The details of this process are illustrated in FIGS. 2-4. When a buyer is looking to buy an item or service enters website thebuyersNET.com, he or she is first registered as a buyer. The buyer then searches the existing buying clubs to find a match for the item desired by the buyer. If a suitable match is found, the buyer then joins that club. If there are no matching clubs then the buyer has two options--he or she can form a new club or enter his/her name on the wish list provided at the home page of the portal. If the buyer decides to form a new club, he or she becomes the moderator. At this point, the moderator can invite members from the portal (using the wish list) or solicit other prospective buyers to join the club. Once the club has reached a minimum required membership (size may be determined by the moderator), the moderator contacts one or more sellers to bid for the specified item.
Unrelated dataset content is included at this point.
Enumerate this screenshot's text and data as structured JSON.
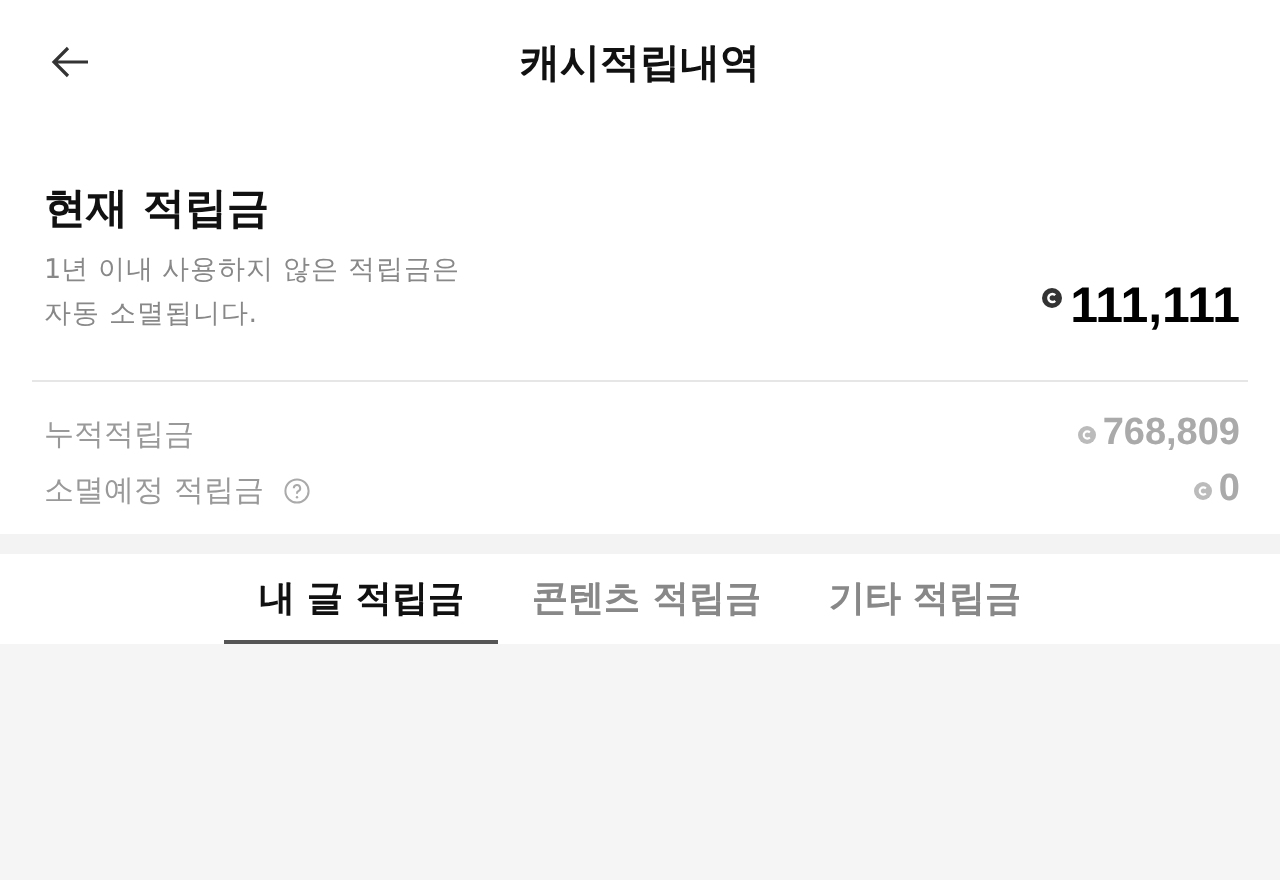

The moderator can request un-registered sellers to bid for the item but the portal requires those sellers to first register their business at the website. By the same means, a registered seller not invited by the moderator can also bid for any club's business. Bids of invited sellers are automatically made available to all the club members for review. Unsolicited bids are reviewed by the moderator and made available to the members at the moderator's discretion.
The clubs can be either private or public (searchable by other members). A buyer may form a club that is open only by invitation to other buyers. Other members can join the club only at the discretion of the moderator. Such clubs are called private clubs. These private buying clubs essentially function similarly to the example above in all other aspects.
Individuals can also form their own clubs for buying multiple items. For example a buyer who has just bought a home may need to buy a refrigerator, a television, a washer dryer, a lawn mower, etc. The buyer forms a club and lists all the desired items and negotiates a deal with a prospective seller. These buying clubs essentially function similarly to the example above in all other aspects.
Patent applications in class ELECTRONIC NEGOTIATION
Patent applications in all subclasses ELECTRONIC NEGOTIATION